The Episodic Game was the new black in 2006. Tell Tale Games re-launched Sam & Max in an episodic form. Valve continued Half Life 2 as episodes and SiN, an old first person shooter, was reborn as SiN Episodes. But come 2007, and no one talked about episodic games anymore. SiN, episode 2 was never released, and we are still waiting for Half Life 2, episode 3. American McGee tried the format with American McGee’s Grimm, but failed miserably. Tell Tale Games have expanded their range of episodic games, but they among the very few companies to do this.
The reason why Tell Tale Games succeeds in this while the others fail is very simple: they have adopted the production form of a TV-series. And they understand one single thing: just as a TV-series is NOT a movie cut into small pieces, an episodic game is NOT a traditional game cut into small pieces.
The production form of a movie and a TV-series is very different. The obvious difference is that a movie runs around 110 minutes, while a single season of a TV-series (like Lost) runs around 16 hours. A movie easily costs around 20 million $, while an episode of Lost costs around 2 million $. A typical hour-episode lasts app. 40 minutes. In other words: a movie costs around 200000 $ per minute, while a high profile TV-series costs around 40000 $ per minute.
It costs a lot of money to start a TV-series. The pilot of Lost cost 10 million $ (the one of most expensive pilots ever) – about half the budget of a standard movie. If the networks don’t pick up the show, then the money is wasted; if they do up, however, the “machine” has been built and it becomes cheaper and cheaper to use.
While you essentially chuck everything when you've finished making a movie, the whole idea of a TV-series is that you can reuse the cast and the locations – in the long run this makes the production a lot cheaper. Once you have built a set, it becomes very cheap to use it again. Think of a sitcom like Friends: most episodes have a cast list of less than 10 – the 6 main characters and a couple of guest stars. The number of locations is limited to 4 or 5 – the two apartments, the café and 1 or 2 extra locations. Lost has more locations and more characters in each episode – but just as in Friends there are very few new locations and characters.
I think that a lot of this translates easily into computer games. But you have to respect the format– episodic games are NOT full games cut into small pieces.
I think that Half Life 2, episode 1, 2 and (hopefully) 3 is a full game cut into three pieces.

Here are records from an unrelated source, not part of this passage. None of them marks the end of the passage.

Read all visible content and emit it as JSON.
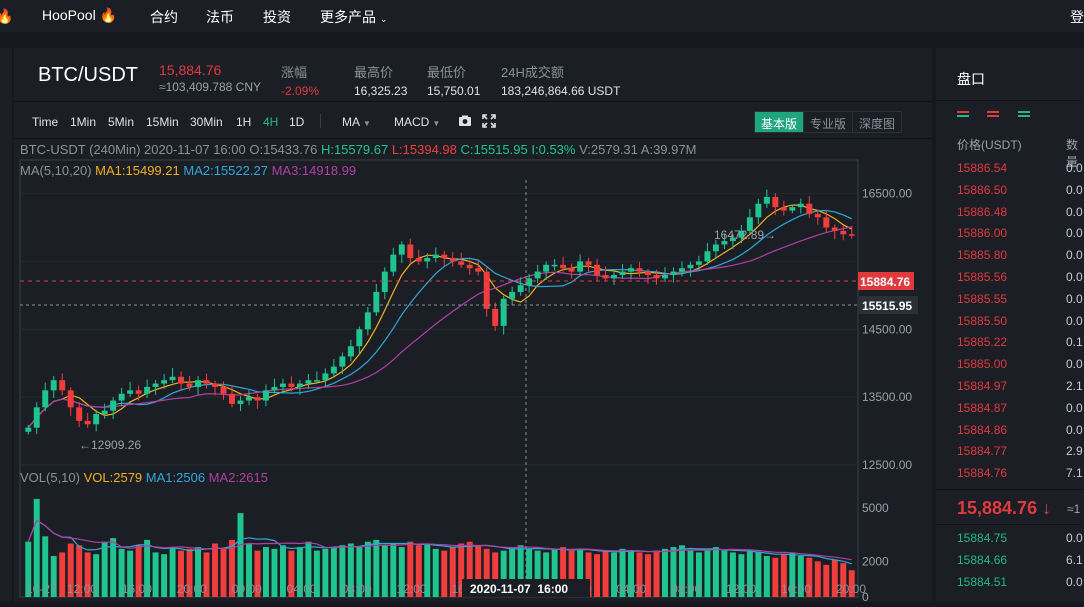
{
  "nav": {
    "brand": "HooPool",
    "items": [
      "合约",
      "法币",
      "投资",
      "更多产品"
    ],
    "login": "登"
  },
  "ticker": {
    "pair": "BTC/USDT",
    "price": "15,884.76",
    "cny": "≈103,409.788 CNY",
    "stats": [
      {
        "label": "涨幅",
        "value": "-2.09%",
        "color": "red"
      },
      {
        "label": "最高价",
        "value": "16,325.23",
        "color": "white"
      },
      {
        "label": "最低价",
        "value": "15,750.01",
        "color": "white"
      },
      {
        "label": "24H成交额",
        "value": "183,246,864.66 USDT",
        "color": "white"
      }
    ]
  },
  "toolbar": {
    "timeframes": [
      "Time",
      "1Min",
      "5Min",
      "15Min",
      "30Min",
      "1H",
      "4H",
      "1D"
    ],
    "active_timeframe": "4H",
    "indicators": [
      "MA",
      "MACD"
    ],
    "modes": [
      "基本版",
      "专业版",
      "深度图"
    ],
    "active_mode": "基本版",
    "icons": [
      "camera-icon",
      "fullscreen-icon"
    ]
  },
  "chart": {
    "info": {
      "symbol": "BTC-USDT",
      "period": "(240Min)",
      "date": "2020-11-07",
      "time": "16:00",
      "open": "O:15433.76",
      "high": "H:15579.67",
      "low": "L:15394.98",
      "close": "C:15515.95",
      "inc": "I:0.53%",
      "vol": "V:2579.31",
      "amt": "A:39.97M"
    },
    "ma": {
      "label": "MA(5,10,20)",
      "ma1": "MA1:15499.21",
      "ma2": "MA2:15522.27",
      "ma3": "MA3:14918.99"
    },
    "vol": {
      "label": "VOL(5,10)",
      "vol": "VOL:2579",
      "ma1": "MA1:2506",
      "ma2": "MA2:2615"
    },
    "max_label": "16472.89→",
    "min_label": "←12909.26",
    "last_price_tag": "15884.76",
    "cursor_price_tag": "15515.95",
    "cursor_time_tag": "2020-11-07  16:00",
    "price_ticks": [
      "16500.00",
      "14500.00",
      "13500.00",
      "12500.00"
    ],
    "vol_ticks": [
      "5000",
      "2000",
      "0"
    ],
    "time_ticks": [
      "10-27",
      "12:00",
      "16:00",
      "20:00",
      "00:00",
      "04:00",
      "08:00",
      "12:00",
      "16:00",
      "20:00",
      "00:00",
      "04:00",
      "08:00",
      "12:00",
      "16:00",
      "20:00"
    ],
    "colors": {
      "up": "#1fc58f",
      "down": "#f23d3d",
      "ma1": "#f2b01e",
      "ma2": "#2fa7d8",
      "ma3": "#b23fa3"
    }
  },
  "chart_data": {
    "type": "candlestick",
    "timeframe": "4H",
    "ylim": [
      12500,
      16700
    ],
    "close_trend": [
      13050,
      13350,
      13600,
      13750,
      13600,
      13350,
      13150,
      13100,
      13250,
      13300,
      13450,
      13550,
      13600,
      13550,
      13650,
      13700,
      13750,
      13800,
      13700,
      13650,
      13750,
      13700,
      13650,
      13550,
      13400,
      13450,
      13500,
      13450,
      13600,
      13650,
      13700,
      13650,
      13700,
      13750,
      13750,
      13850,
      13950,
      14100,
      14250,
      14500,
      14750,
      15050,
      15350,
      15600,
      15750,
      15550,
      15500,
      15550,
      15600,
      15550,
      15500,
      15450,
      15400,
      15350,
      14800,
      14550,
      14950,
      15050,
      15150,
      15250,
      15350,
      15450,
      15450,
      15400,
      15350,
      15500,
      15450,
      15300,
      15250,
      15300,
      15350,
      15400,
      15350,
      15300,
      15250,
      15300,
      15350,
      15400,
      15450,
      15500,
      15650,
      15750,
      15800,
      15850,
      15950,
      16150,
      16350,
      16450,
      16300,
      16250,
      16300,
      16350,
      16200,
      16150,
      16000,
      15950,
      15900,
      15885
    ],
    "volume": [
      3100,
      5500,
      3400,
      2300,
      2500,
      3000,
      2900,
      2500,
      2400,
      3100,
      3300,
      2700,
      2600,
      2900,
      3200,
      2500,
      2400,
      2800,
      2600,
      2700,
      2800,
      2500,
      3000,
      2700,
      3200,
      4700,
      3000,
      2600,
      2800,
      2700,
      2900,
      2600,
      2800,
      3100,
      2600,
      2700,
      2800,
      2900,
      3000,
      2800,
      3100,
      3200,
      2900,
      3000,
      2800,
      3100,
      2900,
      3000,
      2700,
      2600,
      2800,
      3000,
      3100,
      2900,
      2700,
      2500,
      2600,
      2800,
      2900,
      2700,
      2600,
      2500,
      2700,
      2800,
      2600,
      2700,
      2500,
      2400,
      2600,
      2500,
      2700,
      2600,
      2500,
      2400,
      2600,
      2700,
      2800,
      2900,
      2600,
      2500,
      2700,
      2800,
      2600,
      2500,
      2400,
      2600,
      2500,
      2300,
      2200,
      2400,
      2500,
      2300,
      2200,
      2000,
      1800,
      2100,
      1900,
      1500
    ]
  },
  "orderbook": {
    "title": "盘口",
    "col_price": "价格(USDT)",
    "col_amount": "数量",
    "asks": [
      {
        "p": "15886.54",
        "a": "0.0"
      },
      {
        "p": "15886.50",
        "a": "0.0"
      },
      {
        "p": "15886.48",
        "a": "0.0"
      },
      {
        "p": "15886.00",
        "a": "0.0"
      },
      {
        "p": "15885.80",
        "a": "0.0"
      },
      {
        "p": "15885.56",
        "a": "0.0"
      },
      {
        "p": "15885.55",
        "a": "0.0"
      },
      {
        "p": "15885.50",
        "a": "0.0"
      },
      {
        "p": "15885.22",
        "a": "0.1"
      },
      {
        "p": "15885.00",
        "a": "0.0"
      },
      {
        "p": "15884.97",
        "a": "2.1"
      },
      {
        "p": "15884.87",
        "a": "0.0"
      },
      {
        "p": "15884.86",
        "a": "0.0"
      },
      {
        "p": "15884.77",
        "a": "2.9"
      },
      {
        "p": "15884.76",
        "a": "7.1"
      }
    ],
    "mid_price": "15,884.76 ↓",
    "mid_cny": "≈1",
    "bids": [
      {
        "p": "15884.75",
        "a": "0.0"
      },
      {
        "p": "15884.66",
        "a": "6.1"
      },
      {
        "p": "15884.51",
        "a": "0.0"
      }
    ]
  }
}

Some are already doing it right. The Phoenix Wright (Capcom) games are actually prime examples of the episodic game. Each game consists of a number of standalone chapters and each chapter has few locations and few characters. Blue Toad Mystery Files (Relentless Software) is an episodic game in 6 episodes, which can be downloaded from the PlayStation Network – the whole game takes place in 1 village and the characters are reused from episode to episode. And then there’s Tell Tale Games, which have released several different IP’s as episodes.
I’ll be returning to the dos and don’ts of episodic game in the future – I will be trying to set up some ground rules for the format.